● **TASK PROMPT**
State the number of lines in these records holding "value". Say nothing more.

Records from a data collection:
◆ ◆ ◆ ◆

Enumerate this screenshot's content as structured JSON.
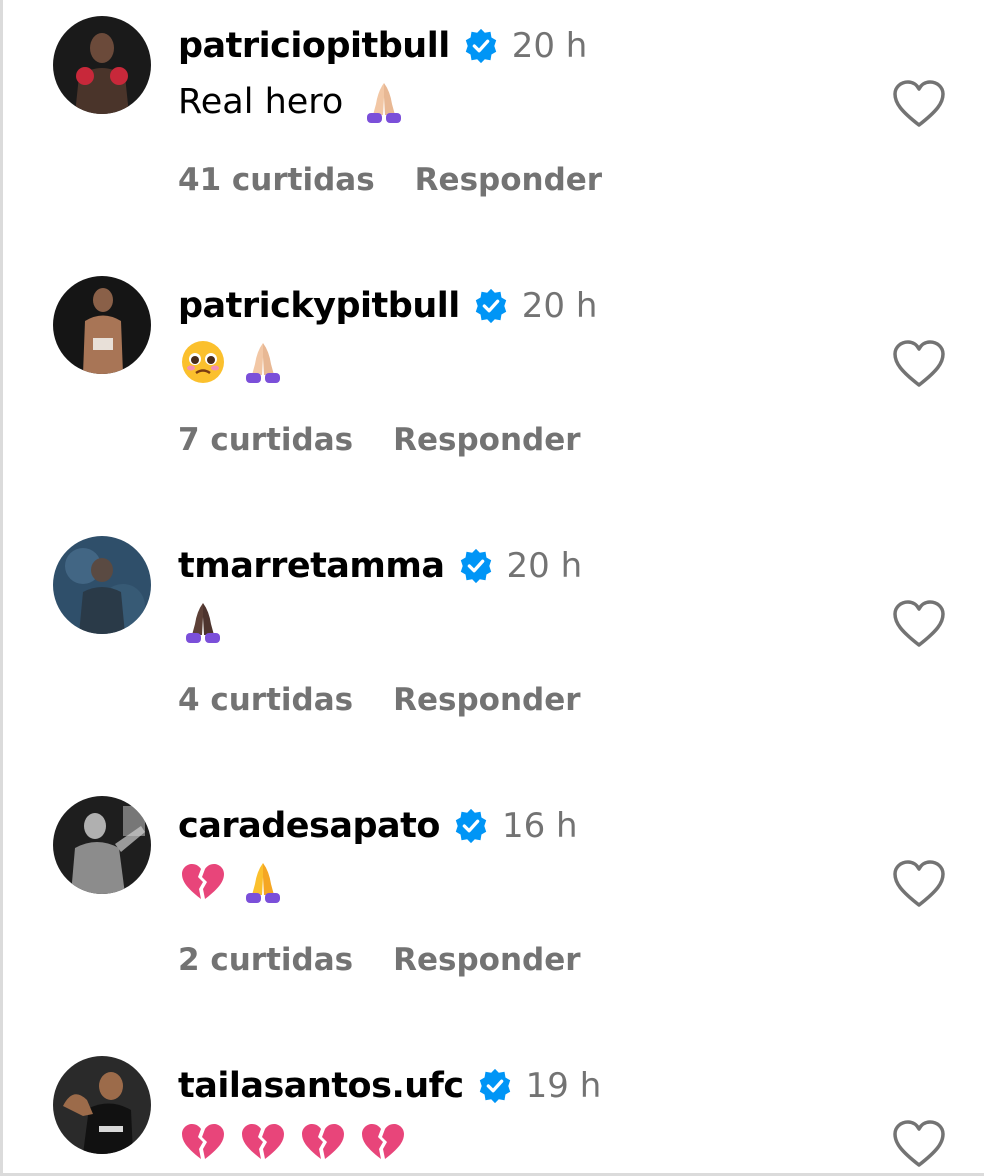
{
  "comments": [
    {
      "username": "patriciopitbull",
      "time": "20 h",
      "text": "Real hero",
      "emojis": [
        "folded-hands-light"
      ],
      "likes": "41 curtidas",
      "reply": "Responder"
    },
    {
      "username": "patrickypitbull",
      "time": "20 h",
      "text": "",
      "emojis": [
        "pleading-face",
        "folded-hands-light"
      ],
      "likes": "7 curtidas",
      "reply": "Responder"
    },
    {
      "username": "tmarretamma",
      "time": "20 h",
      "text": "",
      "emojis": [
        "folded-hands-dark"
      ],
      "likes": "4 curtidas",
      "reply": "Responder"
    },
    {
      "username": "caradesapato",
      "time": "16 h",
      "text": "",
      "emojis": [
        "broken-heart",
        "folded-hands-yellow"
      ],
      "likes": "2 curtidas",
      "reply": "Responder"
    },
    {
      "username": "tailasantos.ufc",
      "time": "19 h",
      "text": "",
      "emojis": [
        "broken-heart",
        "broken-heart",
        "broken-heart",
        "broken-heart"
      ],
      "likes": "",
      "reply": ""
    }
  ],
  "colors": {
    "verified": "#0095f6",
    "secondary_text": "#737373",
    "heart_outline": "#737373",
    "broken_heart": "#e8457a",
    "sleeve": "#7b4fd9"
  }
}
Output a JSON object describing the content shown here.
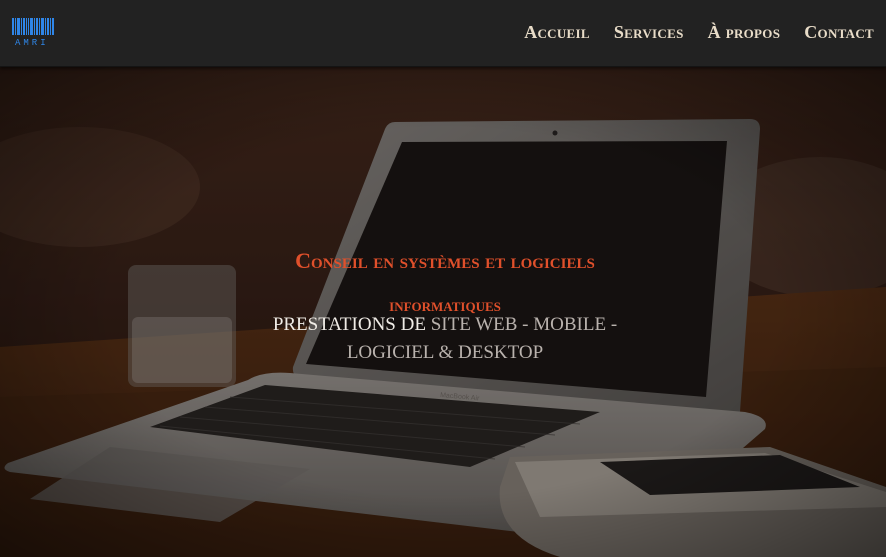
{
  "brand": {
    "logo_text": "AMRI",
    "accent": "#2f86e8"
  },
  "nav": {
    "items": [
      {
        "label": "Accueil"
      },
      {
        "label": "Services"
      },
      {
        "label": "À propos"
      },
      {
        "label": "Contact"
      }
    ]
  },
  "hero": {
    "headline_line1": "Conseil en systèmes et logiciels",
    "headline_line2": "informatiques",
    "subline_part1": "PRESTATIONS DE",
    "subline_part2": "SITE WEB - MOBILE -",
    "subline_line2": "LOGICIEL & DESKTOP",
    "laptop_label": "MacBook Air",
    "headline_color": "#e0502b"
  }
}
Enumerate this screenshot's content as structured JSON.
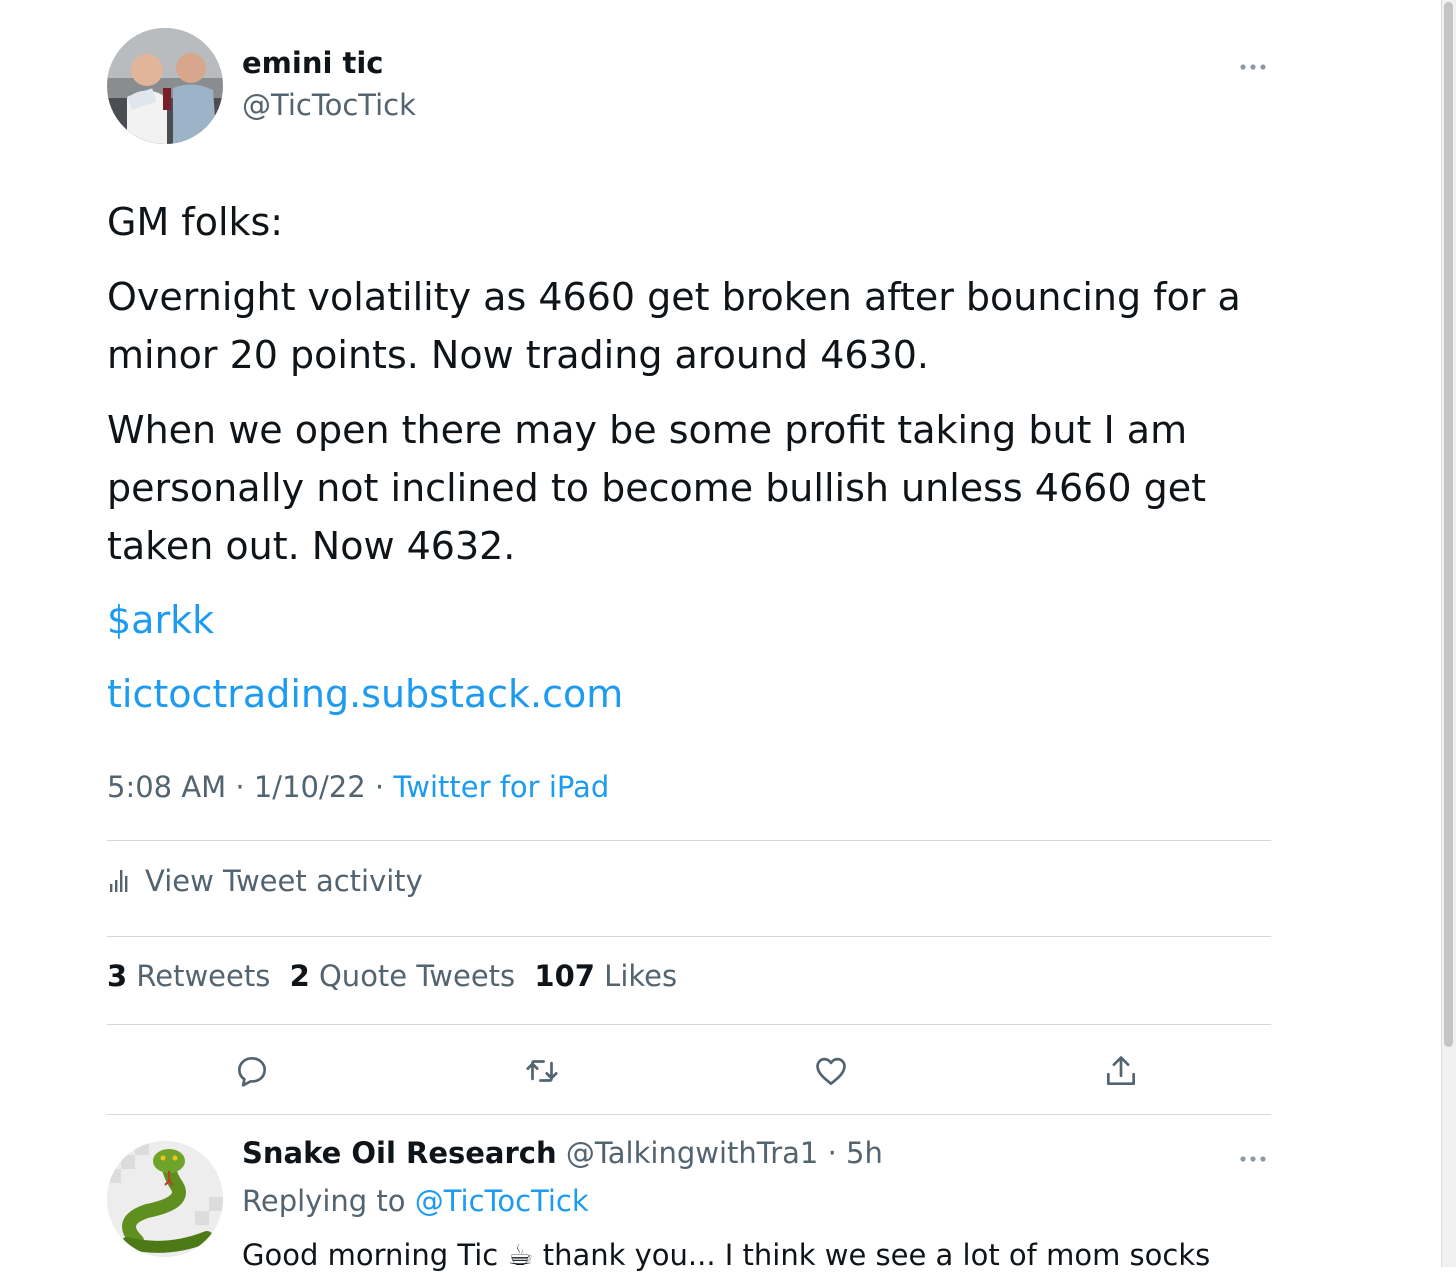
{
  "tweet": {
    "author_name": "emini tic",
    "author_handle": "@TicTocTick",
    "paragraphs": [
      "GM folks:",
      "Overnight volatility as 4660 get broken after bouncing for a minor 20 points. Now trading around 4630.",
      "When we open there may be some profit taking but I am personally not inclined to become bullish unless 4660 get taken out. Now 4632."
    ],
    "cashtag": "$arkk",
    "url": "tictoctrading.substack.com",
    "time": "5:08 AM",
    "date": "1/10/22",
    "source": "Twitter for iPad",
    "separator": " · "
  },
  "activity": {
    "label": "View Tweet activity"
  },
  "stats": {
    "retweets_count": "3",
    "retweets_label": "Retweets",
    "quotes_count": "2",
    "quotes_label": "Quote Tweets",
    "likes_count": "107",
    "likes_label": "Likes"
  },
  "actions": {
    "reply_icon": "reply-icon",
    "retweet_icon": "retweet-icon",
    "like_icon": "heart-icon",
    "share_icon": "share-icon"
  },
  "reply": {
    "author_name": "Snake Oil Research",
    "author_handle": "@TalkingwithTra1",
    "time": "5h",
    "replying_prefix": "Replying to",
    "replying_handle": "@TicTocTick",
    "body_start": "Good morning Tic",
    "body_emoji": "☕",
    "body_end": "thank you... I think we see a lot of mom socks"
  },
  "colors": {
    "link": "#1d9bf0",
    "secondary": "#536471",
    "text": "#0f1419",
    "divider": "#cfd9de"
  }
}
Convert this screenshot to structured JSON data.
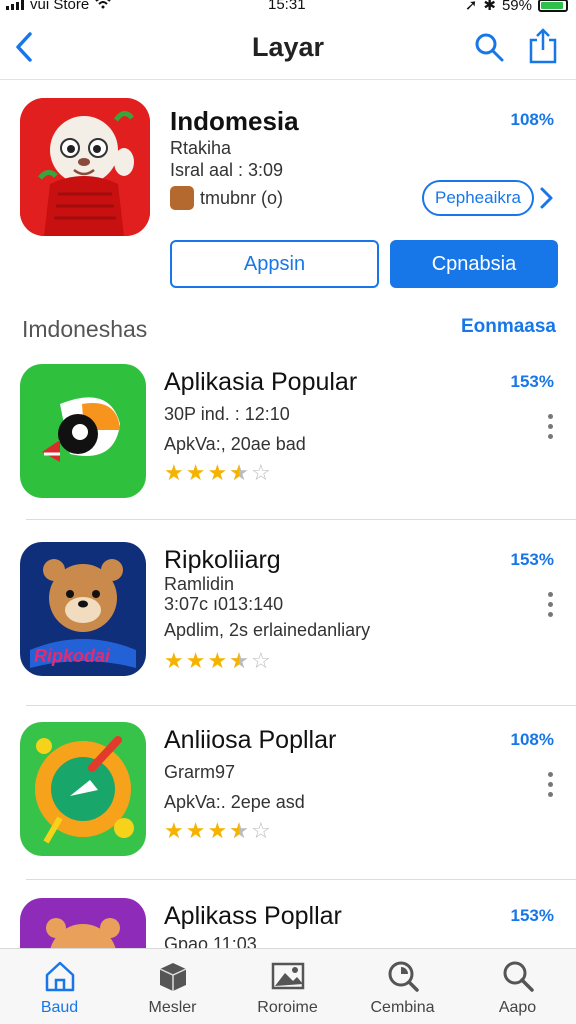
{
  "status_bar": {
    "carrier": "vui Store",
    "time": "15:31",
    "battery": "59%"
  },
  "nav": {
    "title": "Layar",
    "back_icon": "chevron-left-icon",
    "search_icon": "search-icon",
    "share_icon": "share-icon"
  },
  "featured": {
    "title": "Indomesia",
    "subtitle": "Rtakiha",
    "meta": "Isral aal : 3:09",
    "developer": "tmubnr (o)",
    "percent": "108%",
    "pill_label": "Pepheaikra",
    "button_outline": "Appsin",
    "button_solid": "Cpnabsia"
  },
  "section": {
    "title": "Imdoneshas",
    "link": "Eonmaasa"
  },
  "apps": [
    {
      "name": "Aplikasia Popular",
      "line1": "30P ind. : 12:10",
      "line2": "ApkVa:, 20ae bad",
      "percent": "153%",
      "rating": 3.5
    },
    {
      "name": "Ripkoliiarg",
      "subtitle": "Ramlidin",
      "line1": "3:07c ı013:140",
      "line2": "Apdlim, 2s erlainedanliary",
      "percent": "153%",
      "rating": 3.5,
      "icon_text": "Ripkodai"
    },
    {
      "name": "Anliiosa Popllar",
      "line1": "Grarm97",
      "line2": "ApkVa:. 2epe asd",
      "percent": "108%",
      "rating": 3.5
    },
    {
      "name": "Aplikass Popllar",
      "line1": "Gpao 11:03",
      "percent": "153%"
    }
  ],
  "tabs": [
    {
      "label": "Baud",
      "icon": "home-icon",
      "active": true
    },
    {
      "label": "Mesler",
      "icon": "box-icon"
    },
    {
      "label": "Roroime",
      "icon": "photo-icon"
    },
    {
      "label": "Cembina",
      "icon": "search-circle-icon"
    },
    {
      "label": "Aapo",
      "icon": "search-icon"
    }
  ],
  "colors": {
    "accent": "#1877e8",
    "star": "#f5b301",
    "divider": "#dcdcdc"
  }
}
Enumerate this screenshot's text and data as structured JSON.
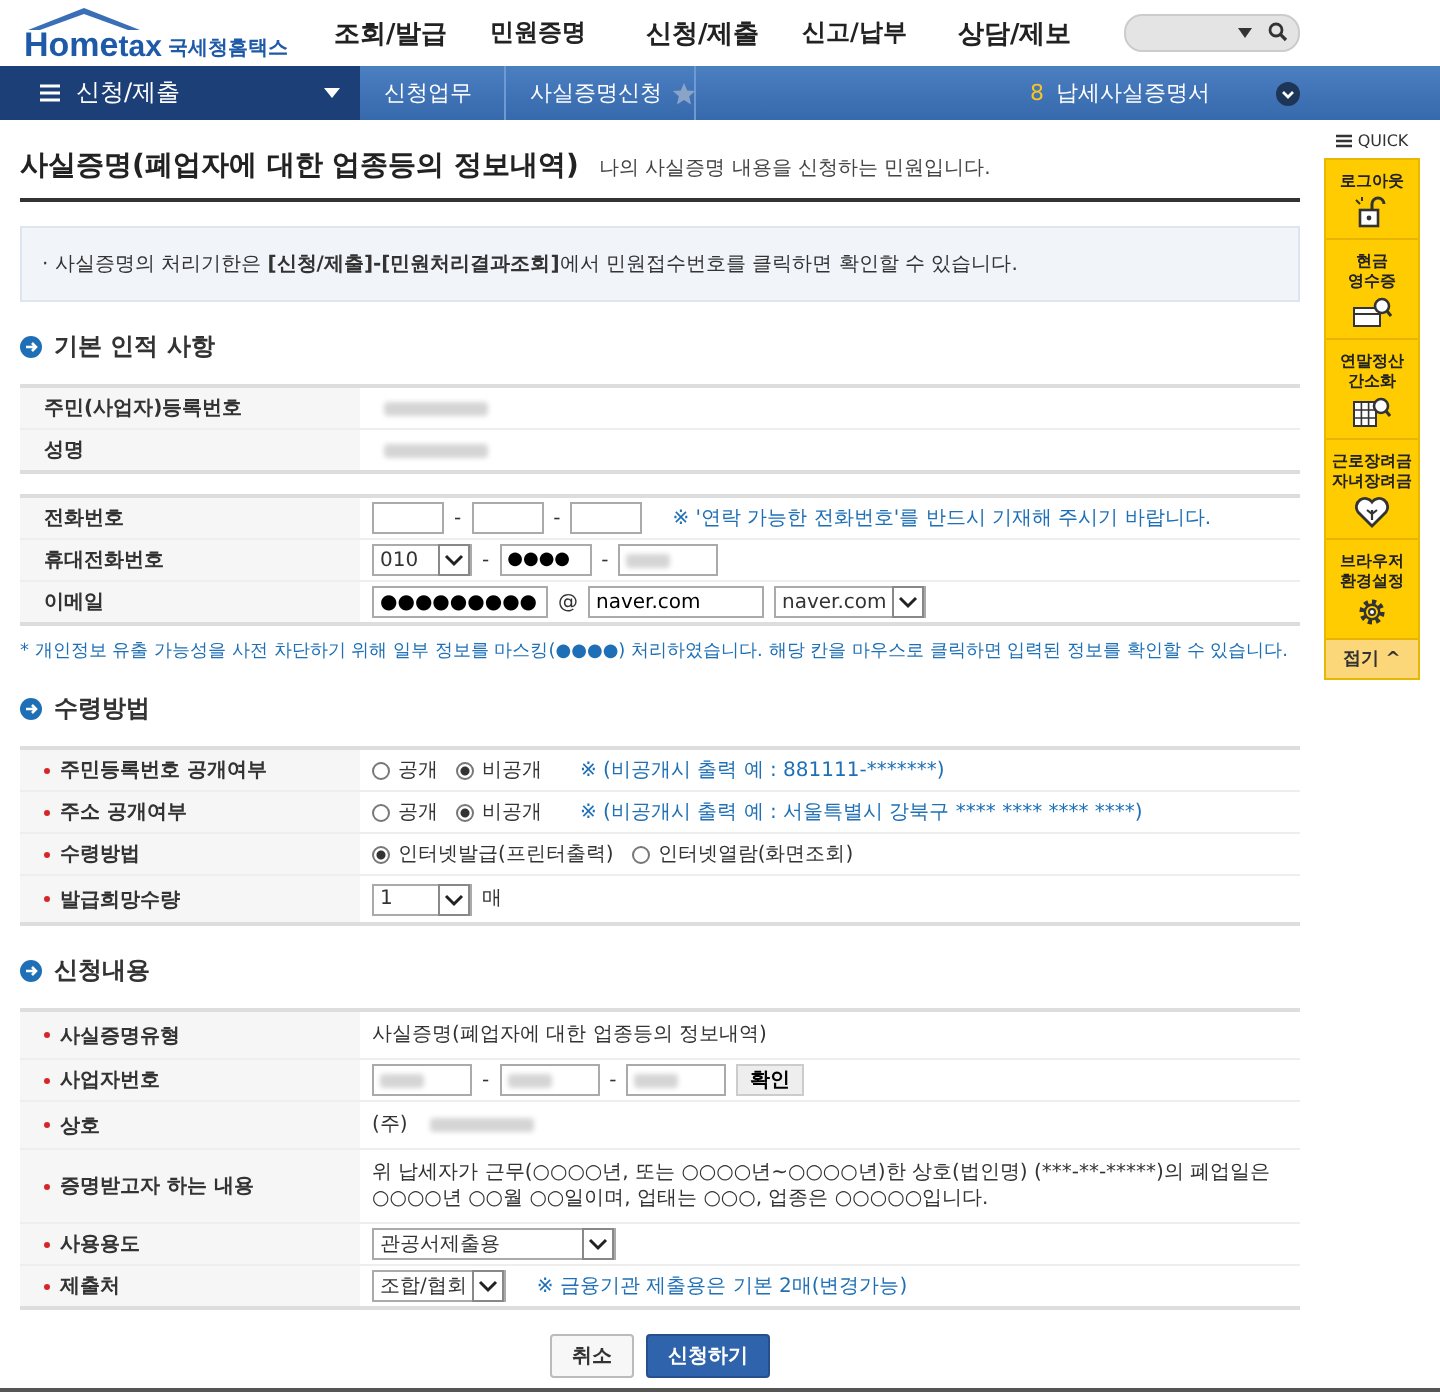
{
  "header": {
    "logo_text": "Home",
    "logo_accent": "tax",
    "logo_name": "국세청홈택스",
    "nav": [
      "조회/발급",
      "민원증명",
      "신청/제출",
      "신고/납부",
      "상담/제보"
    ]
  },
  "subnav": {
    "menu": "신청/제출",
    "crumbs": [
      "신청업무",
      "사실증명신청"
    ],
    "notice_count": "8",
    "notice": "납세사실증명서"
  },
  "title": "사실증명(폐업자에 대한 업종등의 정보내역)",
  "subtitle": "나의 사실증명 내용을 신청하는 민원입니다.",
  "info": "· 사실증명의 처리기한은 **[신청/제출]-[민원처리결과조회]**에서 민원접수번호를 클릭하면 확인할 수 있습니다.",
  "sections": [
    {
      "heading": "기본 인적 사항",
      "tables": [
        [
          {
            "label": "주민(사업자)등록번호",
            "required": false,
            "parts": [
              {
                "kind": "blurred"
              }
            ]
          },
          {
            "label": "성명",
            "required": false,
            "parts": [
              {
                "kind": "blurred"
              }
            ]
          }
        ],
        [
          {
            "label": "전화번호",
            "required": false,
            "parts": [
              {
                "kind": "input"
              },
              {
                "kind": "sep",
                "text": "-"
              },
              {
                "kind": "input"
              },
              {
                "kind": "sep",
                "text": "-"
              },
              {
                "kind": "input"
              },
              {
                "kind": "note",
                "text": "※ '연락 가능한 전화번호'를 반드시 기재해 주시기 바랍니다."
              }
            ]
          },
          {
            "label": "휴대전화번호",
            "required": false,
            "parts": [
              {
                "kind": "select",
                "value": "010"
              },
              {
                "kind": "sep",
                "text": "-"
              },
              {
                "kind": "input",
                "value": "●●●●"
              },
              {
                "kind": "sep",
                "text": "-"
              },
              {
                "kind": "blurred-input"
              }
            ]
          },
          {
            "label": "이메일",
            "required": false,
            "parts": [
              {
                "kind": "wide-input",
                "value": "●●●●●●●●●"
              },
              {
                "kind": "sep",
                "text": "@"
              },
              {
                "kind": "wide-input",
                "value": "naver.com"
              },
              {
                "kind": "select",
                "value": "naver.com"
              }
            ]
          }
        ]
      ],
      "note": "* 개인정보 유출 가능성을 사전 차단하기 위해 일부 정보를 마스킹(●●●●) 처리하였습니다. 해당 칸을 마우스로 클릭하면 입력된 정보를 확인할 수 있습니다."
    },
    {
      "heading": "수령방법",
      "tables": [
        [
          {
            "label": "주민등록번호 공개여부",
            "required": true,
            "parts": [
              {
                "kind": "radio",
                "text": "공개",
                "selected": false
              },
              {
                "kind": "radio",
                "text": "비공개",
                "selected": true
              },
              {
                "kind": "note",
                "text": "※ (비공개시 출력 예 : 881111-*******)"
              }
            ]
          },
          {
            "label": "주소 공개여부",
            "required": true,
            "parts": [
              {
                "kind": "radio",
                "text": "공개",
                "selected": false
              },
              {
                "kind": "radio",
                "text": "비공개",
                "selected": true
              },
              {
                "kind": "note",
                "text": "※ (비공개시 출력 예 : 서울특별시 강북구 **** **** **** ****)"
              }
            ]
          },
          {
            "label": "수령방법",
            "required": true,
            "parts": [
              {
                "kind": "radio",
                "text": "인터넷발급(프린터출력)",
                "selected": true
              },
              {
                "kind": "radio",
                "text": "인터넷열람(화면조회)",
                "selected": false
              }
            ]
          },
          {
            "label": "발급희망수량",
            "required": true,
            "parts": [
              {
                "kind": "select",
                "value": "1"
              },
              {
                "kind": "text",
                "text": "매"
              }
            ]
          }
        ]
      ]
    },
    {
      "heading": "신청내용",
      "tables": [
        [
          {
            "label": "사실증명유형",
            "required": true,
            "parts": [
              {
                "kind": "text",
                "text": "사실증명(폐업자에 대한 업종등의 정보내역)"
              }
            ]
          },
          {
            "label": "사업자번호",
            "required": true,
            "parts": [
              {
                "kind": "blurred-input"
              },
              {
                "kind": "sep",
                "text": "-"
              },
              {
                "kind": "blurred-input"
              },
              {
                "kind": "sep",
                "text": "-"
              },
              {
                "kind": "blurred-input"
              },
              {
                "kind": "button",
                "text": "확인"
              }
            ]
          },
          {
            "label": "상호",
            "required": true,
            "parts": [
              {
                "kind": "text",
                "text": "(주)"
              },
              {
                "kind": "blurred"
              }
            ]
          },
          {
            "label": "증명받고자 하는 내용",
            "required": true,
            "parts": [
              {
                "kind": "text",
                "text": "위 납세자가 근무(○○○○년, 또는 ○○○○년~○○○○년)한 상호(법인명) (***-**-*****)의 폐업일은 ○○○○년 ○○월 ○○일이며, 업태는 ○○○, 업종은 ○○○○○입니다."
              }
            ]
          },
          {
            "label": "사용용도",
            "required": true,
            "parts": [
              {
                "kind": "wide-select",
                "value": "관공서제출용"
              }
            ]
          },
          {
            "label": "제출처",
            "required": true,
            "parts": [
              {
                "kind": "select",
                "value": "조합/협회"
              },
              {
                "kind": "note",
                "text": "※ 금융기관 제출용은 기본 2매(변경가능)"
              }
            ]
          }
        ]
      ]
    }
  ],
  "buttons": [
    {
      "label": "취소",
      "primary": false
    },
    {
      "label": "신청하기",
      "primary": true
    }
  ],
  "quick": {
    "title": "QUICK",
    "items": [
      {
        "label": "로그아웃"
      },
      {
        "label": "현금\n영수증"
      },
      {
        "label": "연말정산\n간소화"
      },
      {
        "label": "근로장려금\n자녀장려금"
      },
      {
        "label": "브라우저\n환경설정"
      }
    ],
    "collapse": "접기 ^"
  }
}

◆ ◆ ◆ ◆

● **OUTPUT BELOW**
8